Scripture and Tradition. The authentic faith is to be found in the teaching and preaching of the Church, which has continued unbroken from the time of the Apostles. Thus the proximate rule of faith suited to all men is this universal teaching of the Church, the living magisterium. But now a further question arises. How does the Church itself know what is revealed? It is under the protection of the Holy Spirit and so cannot err, and yet the decisions of the Church are not arbitrary; they must be reasonable. What precisely are the reasons?
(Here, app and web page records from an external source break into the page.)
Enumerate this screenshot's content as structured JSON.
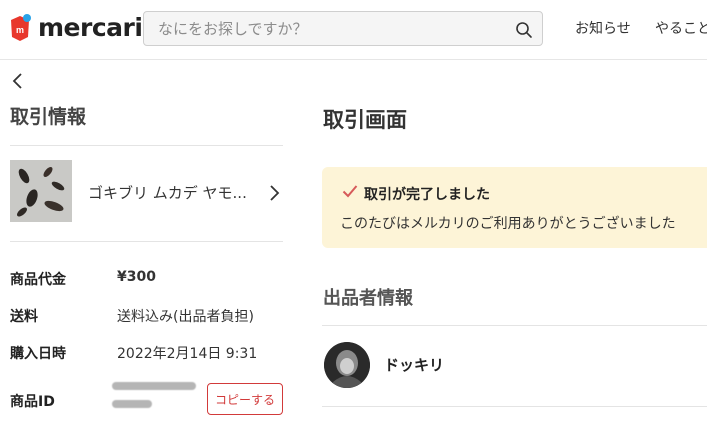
{
  "header": {
    "logo_text": "mercari",
    "search_placeholder": "なにをお探しですか？",
    "nav": [
      "お知らせ",
      "やること"
    ]
  },
  "left": {
    "title": "取引情報",
    "product_name": "ゴキブリ ムカデ ヤモ...",
    "details": {
      "price_label": "商品代金",
      "price_value": "¥300",
      "shipping_label": "送料",
      "shipping_value": "送料込み(出品者負担)",
      "date_label": "購入日時",
      "date_value": "2022年2月14日 9:31",
      "id_label": "商品ID",
      "copy_label": "コピーする"
    }
  },
  "right": {
    "title": "取引画面",
    "notice_title": "取引が完了しました",
    "notice_body": "このたびはメルカリのご利用ありがとうございました",
    "seller_title": "出品者情報",
    "seller_name": "ドッキリ"
  },
  "colors": {
    "brand_red": "#d23a3a",
    "notice_bg": "#fdf4d7",
    "check": "#d65a5a"
  },
  "icons": [
    "mercari-logo-icon",
    "search-icon",
    "back-arrow-icon",
    "chevron-right-icon",
    "check-icon"
  ]
}
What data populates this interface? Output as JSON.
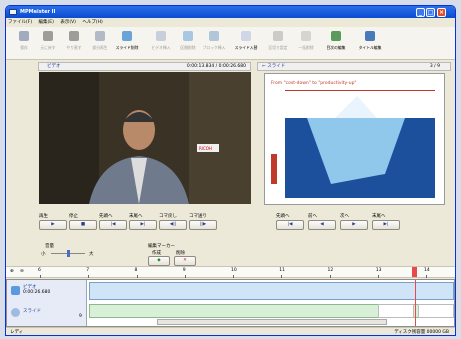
{
  "window": {
    "title": "MPMeister II"
  },
  "menu": [
    "ファイル(F)",
    "編集(E)",
    "表示(V)",
    "ヘルプ(H)"
  ],
  "toolbar": [
    {
      "label": "保存",
      "icon": "save-icon",
      "enabled": false
    },
    {
      "label": "元に戻す",
      "icon": "undo-icon",
      "enabled": false
    },
    {
      "label": "やり直す",
      "icon": "redo-icon",
      "enabled": false
    },
    {
      "label": "部分再生",
      "icon": "play-part-icon",
      "enabled": false
    },
    {
      "label": "スライド削除",
      "icon": "slide-delete-icon",
      "enabled": true
    },
    {
      "label": "ビデオ挿入",
      "icon": "video-insert-icon",
      "enabled": false
    },
    {
      "label": "区間削除",
      "icon": "range-delete-icon",
      "enabled": false
    },
    {
      "label": "ブロック挿入",
      "icon": "block-insert-icon",
      "enabled": false
    },
    {
      "label": "スライド入替",
      "icon": "slide-swap-icon",
      "enabled": true
    },
    {
      "label": "区切り設定",
      "icon": "split-icon",
      "enabled": false
    },
    {
      "label": "一括削除",
      "icon": "bulk-delete-icon",
      "enabled": false
    },
    {
      "label": "目次の編集",
      "icon": "toc-edit-icon",
      "enabled": true
    },
    {
      "label": "タイトル編集",
      "icon": "title-edit-icon",
      "enabled": true
    }
  ],
  "video_panel": {
    "title": "ビデオ",
    "time": "0:00:13.834 / 0:00:26.680"
  },
  "slide_panel": {
    "title": "スライド",
    "page": "3 / 9",
    "slide_title": "From \"cost-down\" to \"productivity-up\""
  },
  "video_controls": {
    "play": "再生",
    "stop": "停止",
    "prev": "先頭へ",
    "next": "末尾へ",
    "frame_back": "コマ戻し",
    "frame_fwd": "コマ送り"
  },
  "slide_controls": {
    "first": "先頭へ",
    "prev": "前へ",
    "next": "次へ",
    "last": "末尾へ"
  },
  "volume": {
    "label": "音量",
    "low": "小",
    "high": "大"
  },
  "bookmark": {
    "label": "編集マーカー",
    "create": "作成",
    "delete": "削除"
  },
  "timeline": {
    "ticks": [
      "6",
      "7",
      "8",
      "9",
      "10",
      "11",
      "12",
      "13",
      "14"
    ],
    "marker_tick": "14"
  },
  "tracks": {
    "video_label": "ビデオ",
    "video_time": "0:00:26.680",
    "slide_label": "スライド",
    "slide_count": "9"
  },
  "status": {
    "left": "レディ",
    "right": "ディスク残容量 00000 GB"
  },
  "colors": {
    "titlebar": "#0a4bd1",
    "accent": "#e84a4a"
  }
}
In deciding what is the ultimate rule of faith, the inspired writings have an important and unique place. The Bible has been entrusted to the Church, and it draws nourishment by prayerful meditation on the word of God. The Church has always to be checking its message by the standard of the inspired word so that it can teach nothing at variance with the Scriptures. The very authority of the Church itself is proclaimed in the Bible.
This is not to fall into the error of maintaining that the Scriptures are the sole rule of faith. The Holy Spirit, who inspired the Scriptures, is also with the Church, and it is through the living tradition of the Church that the Scriptures reach man. The Church itself tells men they are inspired; it is the Church that draws men's attention to them and assures men of a right interpretation. Written and oral teaching are really inseparable. Oral preaching of the gospel preceded in time the New Testament writings, but even this oral teaching was focused on the Old Testament writings that found their fulfillment in the deeds of Christ. The New Testament itself appeals to the oral teaching (1 Cor 15.1–8; Gal ch. 1 and 2; Col 2.6; 2 Thes 2.15; 2 Jn 12; 3 Jn 13; 2 Pt 3.15–16).
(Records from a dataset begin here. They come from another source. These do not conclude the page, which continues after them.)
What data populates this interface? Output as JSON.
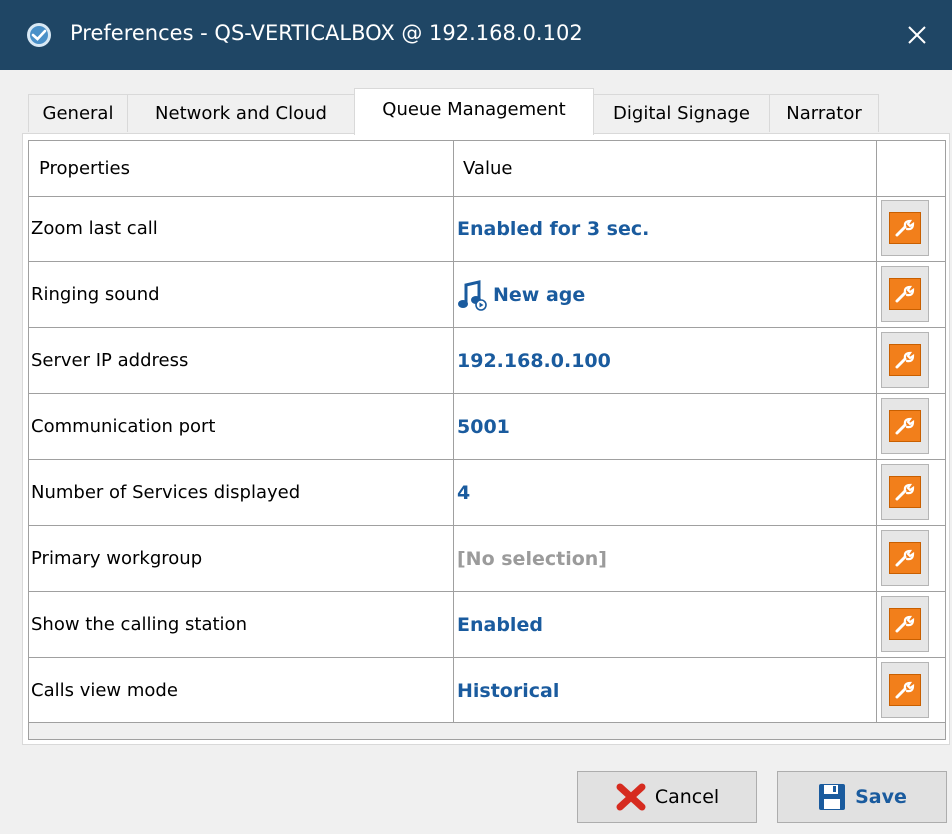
{
  "window": {
    "title": "Preferences - QS-VERTICALBOX @ 192.168.0.102",
    "close_label": "✕"
  },
  "tabs": [
    {
      "label": "General",
      "active": false
    },
    {
      "label": "Network and Cloud",
      "active": false
    },
    {
      "label": "Queue Management",
      "active": true
    },
    {
      "label": "Digital Signage",
      "active": false
    },
    {
      "label": "Narrator",
      "active": false
    }
  ],
  "grid": {
    "headers": {
      "property": "Properties",
      "value": "Value"
    },
    "rows": [
      {
        "property": "Zoom last call",
        "value": "Enabled for 3 sec."
      },
      {
        "property": "Ringing sound",
        "value": "New age",
        "value_icon": "music-note-icon"
      },
      {
        "property": "Server IP address",
        "value": "192.168.0.100"
      },
      {
        "property": "Communication port",
        "value": "5001"
      },
      {
        "property": "Number of Services displayed",
        "value": "4"
      },
      {
        "property": "Primary workgroup",
        "value": "[No selection]",
        "muted": true
      },
      {
        "property": "Show the calling station",
        "value": "Enabled"
      },
      {
        "property": "Calls view mode",
        "value": "Historical"
      }
    ]
  },
  "buttons": {
    "cancel": "Cancel",
    "save": "Save"
  },
  "colors": {
    "titlebar": "#1f4665",
    "value_text": "#1a5b9e",
    "muted_text": "#9b9b9b",
    "edit_icon_bg": "#f27f1b",
    "cancel_icon": "#d62b1f"
  },
  "icons": {
    "app": "app-logo-icon",
    "close": "close-icon",
    "edit": "wrench-icon",
    "cancel": "red-x-icon",
    "save": "floppy-disk-icon"
  }
}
When listening to the Scriptures in the liturgy or reading them privately at home the individual Christian can gain valuable insights into God's revelation, but these are not sufficient of themselves to constitute a rule of faith. The reformers very much minimized the part of the Church and overstressed the individual response to the Bible, but clearly this experience cannot be the final word, as one needs some authority to tell him what indeed are the inspired Scriptures and how they should be interpreted. Many of the reformers soon realized that the Bible cannot be left to individual interpretation and so soon began to allow for a further rule of faith such as the interpretation of the early Church (thus the convocation of 1571). The question of the canon of Scripture has always been a difficulty for this view.
On the other hand, Counter Reformation theology had to insist very much on the place of the Church and the importance of tradition; it tended to neglect the importance of the Bible. The ecumenical movement has meant there is a better appreciation by all Christians that both the Bible and the Church have their part to play in the rule of faith.
See Also: analogy of faith; article of faith; confession of faith; deposit of faith; dogma; revelation, theology of; tradition (in theology).
Bibliography: j. quasten, Lexikon für Theologie und Kirche, ed. j. hofer and k. rahner, 10 v. (2d, new ed. Freiburg 1957–65) 8:1102–03. j. n. d. kelly, Early Christian Creeds (2d ed. New York 1960). Early Christian Doctrines (2d ed. New York 1960). g. h. tavard, Holy Writ or Holy Church (New York 1960).
[m. e. williams]